PETER KENYON, BYLINE: Into Tehran, where memories of Iran's bloody war against the Sunni led Iraq in the 1980s are still strong. The alliance of Sunni extremists from Syria and remnants of Iraq's old Baathist regime is seen as a serious threat. For example, analyst Juan Cole at the University of Michigan wrote recently that if the militants maintain control of the Iraq-Syria border. Iran will lose what he calls its land bridge to Lebanon, its primary route for arming the Lebanese Shiite militia Hezbollah, which has assisted Iran in supporting the embattled Assad regime in Syria. Salman Shaikh, director of the Brookings Doha Center, says as always there are conflicting points of views into Tehran about how to deal with the Iraq crisis. But at the moment, he says the military and security hawks seem to be calling the shots, and their support is not limited to training Shiite militias in Iraq.
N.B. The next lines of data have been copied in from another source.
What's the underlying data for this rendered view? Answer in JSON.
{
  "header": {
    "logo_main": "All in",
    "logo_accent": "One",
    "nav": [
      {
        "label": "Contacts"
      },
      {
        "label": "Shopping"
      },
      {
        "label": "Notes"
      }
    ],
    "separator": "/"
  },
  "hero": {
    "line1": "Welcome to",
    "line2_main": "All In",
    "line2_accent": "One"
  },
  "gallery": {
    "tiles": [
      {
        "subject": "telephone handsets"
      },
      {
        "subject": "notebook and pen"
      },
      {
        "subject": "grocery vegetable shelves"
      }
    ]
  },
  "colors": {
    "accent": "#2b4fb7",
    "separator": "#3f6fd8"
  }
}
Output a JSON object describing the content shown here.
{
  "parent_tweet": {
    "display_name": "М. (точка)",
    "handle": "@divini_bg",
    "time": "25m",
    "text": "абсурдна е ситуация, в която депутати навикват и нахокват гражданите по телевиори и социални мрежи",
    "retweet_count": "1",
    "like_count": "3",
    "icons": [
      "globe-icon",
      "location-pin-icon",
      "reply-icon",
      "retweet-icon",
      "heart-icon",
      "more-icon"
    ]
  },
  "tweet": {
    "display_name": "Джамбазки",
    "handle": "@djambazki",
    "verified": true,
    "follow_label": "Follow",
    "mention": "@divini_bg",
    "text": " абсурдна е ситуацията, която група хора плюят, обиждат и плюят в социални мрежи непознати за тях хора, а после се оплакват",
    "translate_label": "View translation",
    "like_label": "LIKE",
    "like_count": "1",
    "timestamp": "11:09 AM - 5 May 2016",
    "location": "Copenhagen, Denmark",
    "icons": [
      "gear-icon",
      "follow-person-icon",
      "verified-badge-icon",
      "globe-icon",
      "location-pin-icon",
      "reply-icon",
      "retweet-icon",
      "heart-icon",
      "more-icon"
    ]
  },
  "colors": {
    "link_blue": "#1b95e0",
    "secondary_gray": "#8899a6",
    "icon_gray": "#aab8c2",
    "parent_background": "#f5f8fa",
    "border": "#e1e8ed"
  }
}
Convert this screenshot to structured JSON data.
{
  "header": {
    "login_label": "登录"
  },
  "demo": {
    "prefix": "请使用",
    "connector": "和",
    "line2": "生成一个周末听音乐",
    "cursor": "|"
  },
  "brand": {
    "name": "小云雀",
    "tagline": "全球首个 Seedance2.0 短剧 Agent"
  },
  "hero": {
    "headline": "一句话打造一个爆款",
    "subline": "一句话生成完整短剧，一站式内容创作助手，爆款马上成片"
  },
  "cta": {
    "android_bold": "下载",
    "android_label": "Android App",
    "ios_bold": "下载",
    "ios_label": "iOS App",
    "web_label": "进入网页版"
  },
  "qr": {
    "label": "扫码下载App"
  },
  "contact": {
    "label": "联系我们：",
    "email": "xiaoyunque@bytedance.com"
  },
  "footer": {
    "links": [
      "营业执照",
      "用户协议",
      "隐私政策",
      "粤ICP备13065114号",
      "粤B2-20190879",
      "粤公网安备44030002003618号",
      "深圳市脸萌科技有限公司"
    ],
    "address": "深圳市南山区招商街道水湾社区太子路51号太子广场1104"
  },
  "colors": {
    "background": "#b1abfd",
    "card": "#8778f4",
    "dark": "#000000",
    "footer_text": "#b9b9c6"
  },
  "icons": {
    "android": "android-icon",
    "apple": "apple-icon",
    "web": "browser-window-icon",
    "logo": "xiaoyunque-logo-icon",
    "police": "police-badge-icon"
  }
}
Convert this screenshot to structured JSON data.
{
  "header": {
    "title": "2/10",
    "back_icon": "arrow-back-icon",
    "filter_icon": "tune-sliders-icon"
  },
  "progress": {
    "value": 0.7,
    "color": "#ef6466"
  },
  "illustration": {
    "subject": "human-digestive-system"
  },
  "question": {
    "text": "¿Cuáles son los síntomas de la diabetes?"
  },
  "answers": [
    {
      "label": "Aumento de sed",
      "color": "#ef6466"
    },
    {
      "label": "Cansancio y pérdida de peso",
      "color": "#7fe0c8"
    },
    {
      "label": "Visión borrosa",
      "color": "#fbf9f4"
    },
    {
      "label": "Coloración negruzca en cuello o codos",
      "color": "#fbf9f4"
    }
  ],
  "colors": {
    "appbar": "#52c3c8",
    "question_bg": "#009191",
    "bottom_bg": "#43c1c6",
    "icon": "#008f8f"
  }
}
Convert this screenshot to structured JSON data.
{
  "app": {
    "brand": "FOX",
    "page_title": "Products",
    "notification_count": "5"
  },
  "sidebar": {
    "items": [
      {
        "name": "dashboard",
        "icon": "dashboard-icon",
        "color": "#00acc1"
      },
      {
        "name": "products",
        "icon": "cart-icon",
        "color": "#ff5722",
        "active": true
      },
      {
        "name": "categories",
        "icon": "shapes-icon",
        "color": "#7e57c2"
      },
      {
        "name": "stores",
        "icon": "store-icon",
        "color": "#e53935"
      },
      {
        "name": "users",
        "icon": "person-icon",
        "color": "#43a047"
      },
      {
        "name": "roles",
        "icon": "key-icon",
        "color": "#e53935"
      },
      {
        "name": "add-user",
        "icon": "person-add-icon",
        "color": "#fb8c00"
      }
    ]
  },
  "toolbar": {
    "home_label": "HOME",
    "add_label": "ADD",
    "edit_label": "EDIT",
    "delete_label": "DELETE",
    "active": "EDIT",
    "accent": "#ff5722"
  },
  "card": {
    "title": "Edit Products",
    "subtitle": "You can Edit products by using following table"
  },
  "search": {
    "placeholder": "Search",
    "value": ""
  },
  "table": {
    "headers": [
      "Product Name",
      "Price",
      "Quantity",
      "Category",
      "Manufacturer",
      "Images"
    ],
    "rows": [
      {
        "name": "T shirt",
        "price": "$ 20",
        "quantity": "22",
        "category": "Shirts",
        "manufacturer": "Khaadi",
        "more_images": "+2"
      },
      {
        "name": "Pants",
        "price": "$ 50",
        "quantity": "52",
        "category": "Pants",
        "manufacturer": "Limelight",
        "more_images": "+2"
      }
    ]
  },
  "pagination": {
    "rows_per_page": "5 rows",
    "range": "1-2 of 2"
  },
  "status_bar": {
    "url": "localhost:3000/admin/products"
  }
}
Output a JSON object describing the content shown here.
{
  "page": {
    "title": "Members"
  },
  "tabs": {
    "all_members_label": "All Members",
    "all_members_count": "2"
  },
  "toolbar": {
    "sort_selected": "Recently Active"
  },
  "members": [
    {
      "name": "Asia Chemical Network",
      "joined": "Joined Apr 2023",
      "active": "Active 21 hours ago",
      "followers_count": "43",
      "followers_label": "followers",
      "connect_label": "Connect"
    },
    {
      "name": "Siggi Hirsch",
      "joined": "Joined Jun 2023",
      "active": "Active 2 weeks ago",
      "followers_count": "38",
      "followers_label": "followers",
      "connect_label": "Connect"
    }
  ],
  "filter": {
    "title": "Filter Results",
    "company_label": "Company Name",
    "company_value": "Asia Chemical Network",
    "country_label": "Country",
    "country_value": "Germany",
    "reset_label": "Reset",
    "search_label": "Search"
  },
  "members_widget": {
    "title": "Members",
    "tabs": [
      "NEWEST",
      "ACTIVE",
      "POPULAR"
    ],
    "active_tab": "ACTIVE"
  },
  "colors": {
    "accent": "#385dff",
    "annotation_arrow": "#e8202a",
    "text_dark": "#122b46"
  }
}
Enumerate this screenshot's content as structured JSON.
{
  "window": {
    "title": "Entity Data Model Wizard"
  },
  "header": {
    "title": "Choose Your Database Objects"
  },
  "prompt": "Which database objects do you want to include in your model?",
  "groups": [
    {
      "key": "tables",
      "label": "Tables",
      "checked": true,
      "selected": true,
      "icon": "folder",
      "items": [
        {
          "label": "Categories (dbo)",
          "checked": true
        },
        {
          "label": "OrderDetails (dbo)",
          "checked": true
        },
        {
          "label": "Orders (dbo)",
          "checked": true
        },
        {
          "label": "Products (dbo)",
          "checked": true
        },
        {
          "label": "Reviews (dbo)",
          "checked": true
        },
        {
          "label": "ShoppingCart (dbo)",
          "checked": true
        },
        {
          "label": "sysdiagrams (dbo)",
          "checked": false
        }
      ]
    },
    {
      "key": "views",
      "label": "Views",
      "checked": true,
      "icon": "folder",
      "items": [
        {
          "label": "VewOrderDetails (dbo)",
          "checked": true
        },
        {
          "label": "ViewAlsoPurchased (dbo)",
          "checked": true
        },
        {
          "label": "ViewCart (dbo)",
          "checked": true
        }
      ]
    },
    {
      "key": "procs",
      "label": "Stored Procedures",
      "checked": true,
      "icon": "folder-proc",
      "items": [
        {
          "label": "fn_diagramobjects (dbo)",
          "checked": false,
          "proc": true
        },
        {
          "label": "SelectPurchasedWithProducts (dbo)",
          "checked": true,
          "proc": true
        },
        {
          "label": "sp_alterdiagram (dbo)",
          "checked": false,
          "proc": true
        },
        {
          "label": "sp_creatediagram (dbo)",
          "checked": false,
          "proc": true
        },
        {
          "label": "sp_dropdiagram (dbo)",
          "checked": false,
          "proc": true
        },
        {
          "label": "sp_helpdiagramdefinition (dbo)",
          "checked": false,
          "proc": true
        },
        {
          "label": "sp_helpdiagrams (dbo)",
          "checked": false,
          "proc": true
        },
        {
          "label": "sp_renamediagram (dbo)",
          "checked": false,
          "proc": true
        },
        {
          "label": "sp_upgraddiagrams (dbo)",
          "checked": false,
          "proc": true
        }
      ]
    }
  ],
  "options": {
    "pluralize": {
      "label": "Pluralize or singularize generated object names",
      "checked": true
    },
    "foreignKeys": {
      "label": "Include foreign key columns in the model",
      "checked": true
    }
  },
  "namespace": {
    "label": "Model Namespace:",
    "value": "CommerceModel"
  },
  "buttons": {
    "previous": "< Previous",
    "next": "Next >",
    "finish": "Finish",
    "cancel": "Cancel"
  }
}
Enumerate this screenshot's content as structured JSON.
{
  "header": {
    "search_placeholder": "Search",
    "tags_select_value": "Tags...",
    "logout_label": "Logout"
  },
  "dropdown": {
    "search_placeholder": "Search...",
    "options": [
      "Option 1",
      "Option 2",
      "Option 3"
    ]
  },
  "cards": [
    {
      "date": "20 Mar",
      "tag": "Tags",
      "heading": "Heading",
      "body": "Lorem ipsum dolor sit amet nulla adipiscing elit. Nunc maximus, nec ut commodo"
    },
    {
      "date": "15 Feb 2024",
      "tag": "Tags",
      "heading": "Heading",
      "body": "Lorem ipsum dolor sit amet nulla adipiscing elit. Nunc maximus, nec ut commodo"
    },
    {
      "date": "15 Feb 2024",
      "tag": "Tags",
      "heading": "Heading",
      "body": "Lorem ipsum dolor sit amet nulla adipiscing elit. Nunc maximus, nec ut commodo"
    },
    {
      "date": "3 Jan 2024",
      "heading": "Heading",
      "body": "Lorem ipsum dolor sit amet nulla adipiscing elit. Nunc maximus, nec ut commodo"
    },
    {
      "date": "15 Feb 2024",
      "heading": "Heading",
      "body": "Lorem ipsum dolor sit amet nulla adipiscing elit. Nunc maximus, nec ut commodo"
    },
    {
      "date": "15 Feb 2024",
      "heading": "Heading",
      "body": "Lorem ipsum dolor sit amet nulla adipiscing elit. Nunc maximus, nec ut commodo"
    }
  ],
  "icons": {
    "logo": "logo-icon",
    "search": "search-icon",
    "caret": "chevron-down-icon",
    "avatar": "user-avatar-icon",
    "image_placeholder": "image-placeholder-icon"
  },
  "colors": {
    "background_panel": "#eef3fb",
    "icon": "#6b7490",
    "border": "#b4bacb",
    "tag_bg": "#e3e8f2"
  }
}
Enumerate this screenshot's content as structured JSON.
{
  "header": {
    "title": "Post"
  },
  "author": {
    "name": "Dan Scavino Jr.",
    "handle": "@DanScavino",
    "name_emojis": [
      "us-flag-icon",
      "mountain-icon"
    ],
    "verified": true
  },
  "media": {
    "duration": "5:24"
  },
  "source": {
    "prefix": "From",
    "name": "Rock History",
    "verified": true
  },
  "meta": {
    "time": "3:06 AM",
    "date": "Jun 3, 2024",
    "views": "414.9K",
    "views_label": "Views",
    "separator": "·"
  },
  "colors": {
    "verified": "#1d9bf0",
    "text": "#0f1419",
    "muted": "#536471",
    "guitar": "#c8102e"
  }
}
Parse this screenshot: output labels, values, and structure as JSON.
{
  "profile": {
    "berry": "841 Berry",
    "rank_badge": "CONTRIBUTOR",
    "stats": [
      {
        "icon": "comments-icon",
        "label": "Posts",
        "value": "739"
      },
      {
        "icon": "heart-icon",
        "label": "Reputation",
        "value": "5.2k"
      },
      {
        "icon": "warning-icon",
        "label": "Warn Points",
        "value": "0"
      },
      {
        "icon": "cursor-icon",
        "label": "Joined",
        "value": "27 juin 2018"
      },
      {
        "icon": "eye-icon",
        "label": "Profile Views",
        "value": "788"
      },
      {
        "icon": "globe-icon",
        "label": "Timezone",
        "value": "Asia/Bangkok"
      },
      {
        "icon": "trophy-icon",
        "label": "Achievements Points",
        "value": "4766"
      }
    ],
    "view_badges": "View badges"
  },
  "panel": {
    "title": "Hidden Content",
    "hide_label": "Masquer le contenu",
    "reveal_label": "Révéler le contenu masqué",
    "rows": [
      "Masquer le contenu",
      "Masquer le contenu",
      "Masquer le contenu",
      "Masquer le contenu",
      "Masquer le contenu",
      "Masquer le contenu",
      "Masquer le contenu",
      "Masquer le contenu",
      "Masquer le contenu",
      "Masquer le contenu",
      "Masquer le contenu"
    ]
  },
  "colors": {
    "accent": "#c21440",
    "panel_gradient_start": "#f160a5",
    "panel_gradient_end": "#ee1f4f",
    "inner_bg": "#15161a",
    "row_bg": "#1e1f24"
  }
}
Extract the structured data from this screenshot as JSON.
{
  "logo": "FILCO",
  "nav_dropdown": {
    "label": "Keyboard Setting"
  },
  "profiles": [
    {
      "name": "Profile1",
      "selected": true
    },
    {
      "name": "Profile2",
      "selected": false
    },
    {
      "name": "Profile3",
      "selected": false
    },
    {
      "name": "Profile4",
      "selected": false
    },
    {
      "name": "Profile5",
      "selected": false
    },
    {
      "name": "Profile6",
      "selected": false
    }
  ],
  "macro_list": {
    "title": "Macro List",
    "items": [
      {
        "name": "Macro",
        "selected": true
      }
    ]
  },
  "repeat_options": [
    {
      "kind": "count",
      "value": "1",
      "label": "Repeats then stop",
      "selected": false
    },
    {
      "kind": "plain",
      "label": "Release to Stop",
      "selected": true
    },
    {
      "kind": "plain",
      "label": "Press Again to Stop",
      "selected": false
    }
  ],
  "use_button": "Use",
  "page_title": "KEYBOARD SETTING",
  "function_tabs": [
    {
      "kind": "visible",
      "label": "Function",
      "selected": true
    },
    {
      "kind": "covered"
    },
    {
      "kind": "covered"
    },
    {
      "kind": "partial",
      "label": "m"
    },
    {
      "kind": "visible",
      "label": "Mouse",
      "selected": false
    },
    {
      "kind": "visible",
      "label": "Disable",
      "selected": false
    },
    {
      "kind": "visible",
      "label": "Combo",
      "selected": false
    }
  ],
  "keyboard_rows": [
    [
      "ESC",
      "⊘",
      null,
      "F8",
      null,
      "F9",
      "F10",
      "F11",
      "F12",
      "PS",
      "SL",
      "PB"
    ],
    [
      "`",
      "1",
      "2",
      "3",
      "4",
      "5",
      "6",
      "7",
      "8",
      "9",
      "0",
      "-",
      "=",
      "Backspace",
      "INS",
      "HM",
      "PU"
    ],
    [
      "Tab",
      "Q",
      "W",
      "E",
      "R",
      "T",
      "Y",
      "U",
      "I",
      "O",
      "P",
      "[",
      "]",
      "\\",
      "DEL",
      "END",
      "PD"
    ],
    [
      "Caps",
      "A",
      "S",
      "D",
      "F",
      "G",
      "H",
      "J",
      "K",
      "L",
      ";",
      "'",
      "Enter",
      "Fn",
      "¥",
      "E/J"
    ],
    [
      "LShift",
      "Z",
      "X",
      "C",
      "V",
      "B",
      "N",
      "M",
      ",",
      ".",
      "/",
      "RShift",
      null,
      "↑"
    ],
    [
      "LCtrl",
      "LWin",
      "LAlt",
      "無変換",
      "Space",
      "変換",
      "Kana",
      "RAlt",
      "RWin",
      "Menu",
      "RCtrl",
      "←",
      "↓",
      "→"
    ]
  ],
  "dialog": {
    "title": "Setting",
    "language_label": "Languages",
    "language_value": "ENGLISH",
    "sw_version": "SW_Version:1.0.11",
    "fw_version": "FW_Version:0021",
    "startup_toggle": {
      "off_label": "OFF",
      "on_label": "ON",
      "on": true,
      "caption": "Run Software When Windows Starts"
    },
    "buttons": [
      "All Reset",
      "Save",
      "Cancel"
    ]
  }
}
SALMAN SHAIKH: They're directly involved. They're plowing in huge amounts of arms, so as the U.S. has agonized over 300 advisors, they're sending in plane-loads of weapons.
KENYON: But Shaikh says the violence spilling over from Syria into Iraq appears to be stretching Iran's resources, leaving some hope that Tehran could eventually look more favorably on a political solution to the crisis.
SHAIKH: Because of course the Iranians are already heavily engaged in Syria, and now this Iraqi situation - this is a bit of a burden to be taking on, both in terms of men, expertise, training and money.
KENYON: Iran analyst Farideh Farhi with University of Hawaii is currently in Tehran, and she says more diplomatic-minded Iranian politicians, including President Hassan Rouhani and Foreign Minister Mohammad Javad Zarif, don't have much influence over Iraq policy. But nonetheless she says even behind the hardline rhetoric coming from the supreme leader and the military establishment, there is a debate about whether a military solution can work or whether to adjust Iraqi Prime Minister Nouri al-Maliki's heavy-handed rule.
FARIDEH FARHI: The debate that is going on in Iran, somewhat quietly, is exactly what to do in relationship to the political solution in Iraq and whether or not to take a position that convinces Mr. Maliki to have a government that will be more open to other forces in the government or to push Mr. Maliki out completely.
KENYON: Analyst Colin Kahl at the Center for New American Security says at least some factions in Iran recognize that the Iraqi army probably cannot prevail over the Sunni insurgents without U.S. military help, while some in Washington understand that crafting a political solution via a unity government may not be possible without Tehran pushing Baghdad to go along.
COLIN KAHL: So the Iranians in a sense may need us on the military side of the equation, and we may need the Iranians on the political side of the equation. And while we may not agree on everything, there might be sufficient overlap for us to work together to help resolve the crisis in Iraq.
KENYON: Further complicating things for Tehran is the growing strength of Iraq's Kurdish minority, which stirs anxiety in Iran about its own Kurds. Analyst and columnist Soli Ozel in Istanbul says Tehran is dismayed to see another neighbor, Turkey, reversing decades of policy and building ties to the Kurds in Iraq as they take advantage of the chaos to seize territory and resources.
SOLI OZEL: Iran must be even unhappier than Turkey because of the empowerment of the Kurds and certainly because of the closer and closer relations between Turkey and Iraqi Kurdistan.
KENYON: Whether Washington and Tehran can overcome their long animosity to fashion even an armâs length cooperation on Iraq remains unclear. But analysts say whether acting as an international coalition or on its own, Tehran can be expected to do to whatever it can to defend the Shiite majority next door in Iraq and to make sure it holds sway over whatever government comes next in Baghdad. Peter Kenyon, NPR News, Istanbul. Transcript provided by NPR, Copyright NPR.